Fringe indie developers often push boundaries, making games about queer culture or including main characters from different ethnic backgrounds. But Lost Levels talks aren't just limited to ideas on diversifying games. Gamers are invited to jump in with any idea for a presentation. Having one's say about the future of video games is as easy as penning an idea on a bulletin board with a sticky note.
Last year the ideas ranged from outlandish to just the right amount of wacky — say, if the Madden series is getting stale, why not create a fusion football-dating simulation game?
Sometimes the talks were just about getting to know each other. "Whenever we got pizza as a kid, my brother and I would rush to eat it so we had this whole cardboard land," said one scruffy-haired game designer at last year's Lost Levels, speaking in a video on the Lost Levels website. "We'd take a sharpie and fill it in to make our own legend of Zelda map. We'd make our own weapons. I started programming at 14 and made games similar to that."
A peek at 2014's presentations ensures one thing: Talking about the future of games doesn't have to be all that serious. "Sound as a Commodity: I rant about music and how sound is employed/how to employ sound in popular music because MUSIC, GAMES, IT'S ALL THE SAME IF YOU THINK ABOUT IT!" video game composer and sound designer Liz Ryerson writes. And this, from presenter George Buckenham: "I dig eSports and I don't care who knows. I'll talk about how rad they are in some capacity."
Some discussions branch out beyond games, but all are welcome. Few subjects are taboo, and that's the point, Brice says. "The best way to get people speaking about what they really find important is to just let them do it."
The growing interest in Lost Levels, and the issues it and other alternative conferences (like GaymerX, a San Francisco convention aimed at LGBT gamers) raise, may be having an influence on GDC. The event tends to center around technical improvements, but recently made tip-toe advancements into realms of inclusivity. This year, Brice, a noted LGBT gaming advocate, will speak at GDC in a workshop entitled "How to Subversively Queer Your Work."
GDC is making strides in including women as well. Anita Sarkeesian — famous in the gaming world for calling for better representation of women — is slated to receive an award for her "Tropes v. Women" YouTube series. But though the award is nice, mistreatment of women is still a large part of video game stories today. In the mainstream, at least, the tide is far from turning.
To that end, one indie designer is sitting out GDC this year: Anna Anthropy, designer of Dys4ia, The Hunt for the Gay Planet, and others. This year she's focusing her energy on Lost Levels. "I've been invited to give several talks at GDC and I've turned them all down," she says. "It's stressful and corporate and exclusive."
At Lost Levels this year she'll touch on shifting queer games' focus away from coming-out narratives. Though she's careful to say she doesn't speak for everyone, those in the queer community "play games not to re-experience their victimization, but to escape it," she says.

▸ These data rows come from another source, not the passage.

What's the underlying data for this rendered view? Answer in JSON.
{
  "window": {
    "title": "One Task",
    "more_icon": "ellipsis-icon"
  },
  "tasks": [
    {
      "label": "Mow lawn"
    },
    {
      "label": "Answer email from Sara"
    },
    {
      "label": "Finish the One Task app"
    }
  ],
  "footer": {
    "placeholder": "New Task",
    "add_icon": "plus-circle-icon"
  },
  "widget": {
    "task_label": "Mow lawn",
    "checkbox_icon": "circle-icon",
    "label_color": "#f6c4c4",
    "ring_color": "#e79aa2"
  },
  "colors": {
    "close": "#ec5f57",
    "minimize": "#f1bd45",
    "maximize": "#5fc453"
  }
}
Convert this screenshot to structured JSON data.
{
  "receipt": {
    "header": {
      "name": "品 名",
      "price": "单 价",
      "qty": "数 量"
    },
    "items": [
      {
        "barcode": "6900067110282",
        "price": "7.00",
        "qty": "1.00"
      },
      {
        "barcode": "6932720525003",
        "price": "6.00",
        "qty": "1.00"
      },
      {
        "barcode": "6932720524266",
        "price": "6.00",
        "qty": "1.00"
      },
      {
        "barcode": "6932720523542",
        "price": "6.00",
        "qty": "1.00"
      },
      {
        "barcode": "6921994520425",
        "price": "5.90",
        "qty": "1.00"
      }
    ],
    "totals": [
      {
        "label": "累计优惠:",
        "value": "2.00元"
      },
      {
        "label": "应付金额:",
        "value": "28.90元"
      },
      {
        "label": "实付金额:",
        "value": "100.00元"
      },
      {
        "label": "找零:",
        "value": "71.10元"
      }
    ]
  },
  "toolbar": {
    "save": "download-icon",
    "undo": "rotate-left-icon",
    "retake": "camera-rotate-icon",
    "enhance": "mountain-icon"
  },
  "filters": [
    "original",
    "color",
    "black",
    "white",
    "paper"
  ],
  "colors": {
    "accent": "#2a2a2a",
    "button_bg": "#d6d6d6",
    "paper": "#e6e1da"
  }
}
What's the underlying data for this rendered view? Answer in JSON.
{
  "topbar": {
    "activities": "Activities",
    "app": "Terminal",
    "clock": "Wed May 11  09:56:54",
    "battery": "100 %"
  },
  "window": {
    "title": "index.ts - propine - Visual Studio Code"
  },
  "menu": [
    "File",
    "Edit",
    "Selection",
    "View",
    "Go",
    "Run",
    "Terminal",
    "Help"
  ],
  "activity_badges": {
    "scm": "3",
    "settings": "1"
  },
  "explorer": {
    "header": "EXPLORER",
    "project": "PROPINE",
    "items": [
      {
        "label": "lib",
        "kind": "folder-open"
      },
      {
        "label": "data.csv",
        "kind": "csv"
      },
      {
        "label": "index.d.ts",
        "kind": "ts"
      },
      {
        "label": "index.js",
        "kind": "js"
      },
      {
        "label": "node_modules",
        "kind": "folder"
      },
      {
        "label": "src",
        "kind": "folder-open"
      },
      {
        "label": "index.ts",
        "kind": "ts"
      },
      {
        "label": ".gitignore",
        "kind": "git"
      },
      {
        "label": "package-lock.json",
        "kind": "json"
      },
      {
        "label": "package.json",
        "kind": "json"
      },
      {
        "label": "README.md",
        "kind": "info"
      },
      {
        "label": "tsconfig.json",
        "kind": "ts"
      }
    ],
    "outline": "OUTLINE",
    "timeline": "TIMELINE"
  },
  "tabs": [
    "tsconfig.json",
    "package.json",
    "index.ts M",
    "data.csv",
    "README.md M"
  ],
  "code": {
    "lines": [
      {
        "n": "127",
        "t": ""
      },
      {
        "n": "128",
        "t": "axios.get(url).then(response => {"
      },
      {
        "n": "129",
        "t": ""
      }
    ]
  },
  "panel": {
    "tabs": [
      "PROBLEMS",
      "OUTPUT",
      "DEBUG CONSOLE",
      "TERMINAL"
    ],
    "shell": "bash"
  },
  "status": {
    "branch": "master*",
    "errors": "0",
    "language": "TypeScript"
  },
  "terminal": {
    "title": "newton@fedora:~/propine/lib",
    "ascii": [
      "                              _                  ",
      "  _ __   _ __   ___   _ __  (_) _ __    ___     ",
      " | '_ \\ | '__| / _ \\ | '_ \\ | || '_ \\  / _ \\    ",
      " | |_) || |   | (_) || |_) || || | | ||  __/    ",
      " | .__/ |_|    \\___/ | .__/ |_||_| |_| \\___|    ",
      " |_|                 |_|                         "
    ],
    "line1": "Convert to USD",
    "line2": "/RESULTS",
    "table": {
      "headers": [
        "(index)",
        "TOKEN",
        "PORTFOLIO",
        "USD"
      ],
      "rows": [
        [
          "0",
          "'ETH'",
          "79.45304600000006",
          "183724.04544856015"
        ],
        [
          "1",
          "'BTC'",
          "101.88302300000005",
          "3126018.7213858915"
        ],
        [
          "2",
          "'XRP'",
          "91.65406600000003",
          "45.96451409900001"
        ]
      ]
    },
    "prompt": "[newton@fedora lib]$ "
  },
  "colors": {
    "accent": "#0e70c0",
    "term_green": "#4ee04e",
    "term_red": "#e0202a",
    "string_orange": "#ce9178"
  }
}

Last year she tried to encourage GDC audiences to think more about their role in equality, reading from her poem "John Romero's Wives," named for the creator of the classic shooting games Doom and Quake. It read, in part, "Had to be mistaken for a booth babe. Had to be told to stop talking about it. Had to be the indie game developer who told my friend she could give him a blowjob. Had to hate other women because you were taught to. To call us "females" like we're another species. Had to be John Romero's wives."
When we asked about the audience's reaction, Anthropy told us many women came up afterwards, telling her they were affected by her reading. The men? Not so much, she said. *
Lost Levels will be held March 20, tentatively at Yerba Buena Gardens. Check out LostLevels.net for location updates.